Next, Rose had to decide what to do about it. His urologist gave him four treatment options and two weeks to decide on one. Like many men in his position, Rose turned to the internet for information. But because he included "gay" in his search terms, he didn't find it. Though the internet landscape has changed since his diagnosis in 2003, Rose's experience is still representative of the lack of awareness and research surrounding how prostate cancer may affect gay men differently than straight men.
Attention moms! I'm collecting non-horrific birth stories for a @USNewsHealth story to help counter all the horrific ones pregnant women apparently hear. Please email firstname.lastname@example.org ASAP to share - and spread the word! #childbirth
Muck Rack makes it simple to find people, tweets, or articles that mention any name, keyword, company, hashtag etc. We've compiled this guide to help you make the most of your search.
Selecting a term
Start searching tweets, articles from media outlets, articles mentioned in tweets, journalists'
names, titles and bios with some suggested searches:
Companies or Topics (e.g. iPhone, Microsoft)
Phrases (e.g. "cloud computing") — use quotes to keep the terms together
Twitter handles (e.g. @username) — returns those who have mentioned or replied to
Names (e.g. "David Pogue")
Hashtags (e.g. #sxsw, #london2012)
Bio details (e.g. vegan, Olympics, father)
Muck Rack's Advanced Search allows for many boolean operators.
Find results that mention multiple specified terms, use AND or
+. For example, ensure each result contains both Elon Musk and Mark Zuckerberg by
searching Musk AND Zuckerberg or Musk + Zuckerberg.
Use the operators OR or , to broaden your search when you'd like either of
multiple terms to appear in results. (This is the default behavior of our search when no operators
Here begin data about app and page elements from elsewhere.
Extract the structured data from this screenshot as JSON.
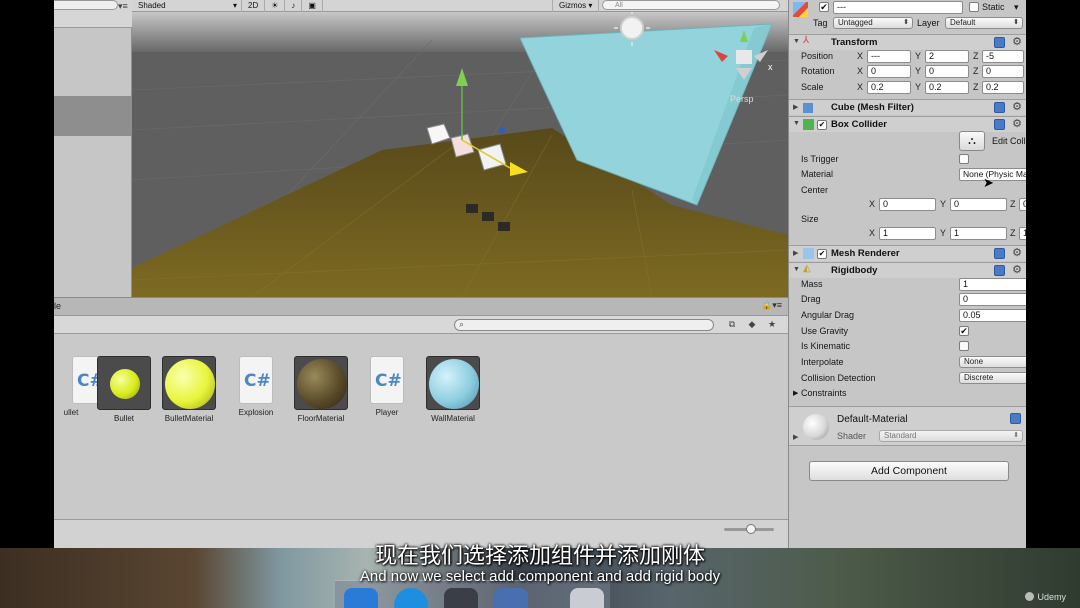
{
  "scene": {
    "toolbar": {
      "shading": "Shaded",
      "mode_2d": "2D",
      "gizmos": "Gizmos",
      "search_placeholder": "All"
    },
    "persp_label": "Persp",
    "gizmo_x": "x"
  },
  "project": {
    "tab_suffix": "le",
    "assets": [
      {
        "name": "ullet",
        "kind": "script"
      },
      {
        "name": "Bullet",
        "kind": "material",
        "color": "#d9ec1a"
      },
      {
        "name": "BulletMaterial",
        "kind": "material",
        "color": "#e8f53a"
      },
      {
        "name": "Explosion",
        "kind": "script"
      },
      {
        "name": "FloorMaterial",
        "kind": "material",
        "color": "#5a4c2a"
      },
      {
        "name": "Player",
        "kind": "script"
      },
      {
        "name": "WallMaterial",
        "kind": "material",
        "color": "#8ecde0"
      }
    ]
  },
  "inspector": {
    "header": {
      "name": "---",
      "static_label": "Static",
      "tag_label": "Tag",
      "tag_value": "Untagged",
      "layer_label": "Layer",
      "layer_value": "Default"
    },
    "transform": {
      "title": "Transform",
      "position_label": "Position",
      "position": {
        "x": "---",
        "y": "2",
        "z": "-5"
      },
      "rotation_label": "Rotation",
      "rotation": {
        "x": "0",
        "y": "0",
        "z": "0"
      },
      "scale_label": "Scale",
      "scale": {
        "x": "0.2",
        "y": "0.2",
        "z": "0.2"
      }
    },
    "mesh_filter": {
      "title": "Cube (Mesh Filter)"
    },
    "box_collider": {
      "title": "Box Collider",
      "edit_collider": "Edit Collider",
      "is_trigger_label": "Is Trigger",
      "material_label": "Material",
      "material_value": "None (Physic Material",
      "center_label": "Center",
      "center": {
        "x": "0",
        "y": "0",
        "z": "0"
      },
      "size_label": "Size",
      "size": {
        "x": "1",
        "y": "1",
        "z": "1"
      }
    },
    "mesh_renderer": {
      "title": "Mesh Renderer"
    },
    "rigidbody": {
      "title": "Rigidbody",
      "mass_label": "Mass",
      "mass": "1",
      "drag_label": "Drag",
      "drag": "0",
      "angular_drag_label": "Angular Drag",
      "angular_drag": "0.05",
      "use_gravity_label": "Use Gravity",
      "use_gravity": true,
      "is_kinematic_label": "Is Kinematic",
      "is_kinematic": false,
      "interpolate_label": "Interpolate",
      "interpolate": "None",
      "collision_label": "Collision Detection",
      "collision": "Discrete",
      "constraints_label": "Constraints"
    },
    "material": {
      "name": "Default-Material",
      "shader_label": "Shader",
      "shader_value": "Standard"
    },
    "add_component": "Add Component"
  },
  "subtitles": {
    "cn": "现在我们选择添加组件并添加刚体",
    "en": "And now we select add component and add rigid body"
  },
  "watermark": "Udemy",
  "colors": {
    "ground": "#6f5e1e",
    "wall": "#8fd3dc",
    "sky": "#bdbdbd"
  }
}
are used). For example, results will contain either cake or cookie by searching cake OR cookie or cake,cookie
Use NOT or - to subtract results from your search. For
example, searching Disney will yield results about the Walt Disney Company as well as Walt Disney
World Resort. To exclude mentions of Disney World, search for Disney -World or Disney
When using one of these operators with a phrase, enclose it in quotation marks. For example, you can
find results about smartphones excluding Apple's iPhone 4S by searching smartphone -"iPhone
Exact case matching or punctuation
If you're searching for a brand name or keyword that relies on specific punctuation marks or capitalization, you can
find results that match your exact query by adding matchcase: before the keyword you're searching for, like matchcase:E*TRADE .
Use parentheses to separate multiple
boolean phrases. For example, to find journalists talking about having fun in Disney World or
Disneyland, search for ("disney world" OR disneyland) AND fun.
An asterisk can be used to search for any variation of a root word truncated by the asterisk. For example, searching for admin* will return results for administrator, administration, administer, administered, etc.
A near operator is an AND operator where you can control the distance between the words. You can vary the distance the near operation uses by adding a forward slash and number (between 0-99) such as strawberries NEAR/10 "whipped cream", which means the strawberries must exist within 10 words of "whipped cream".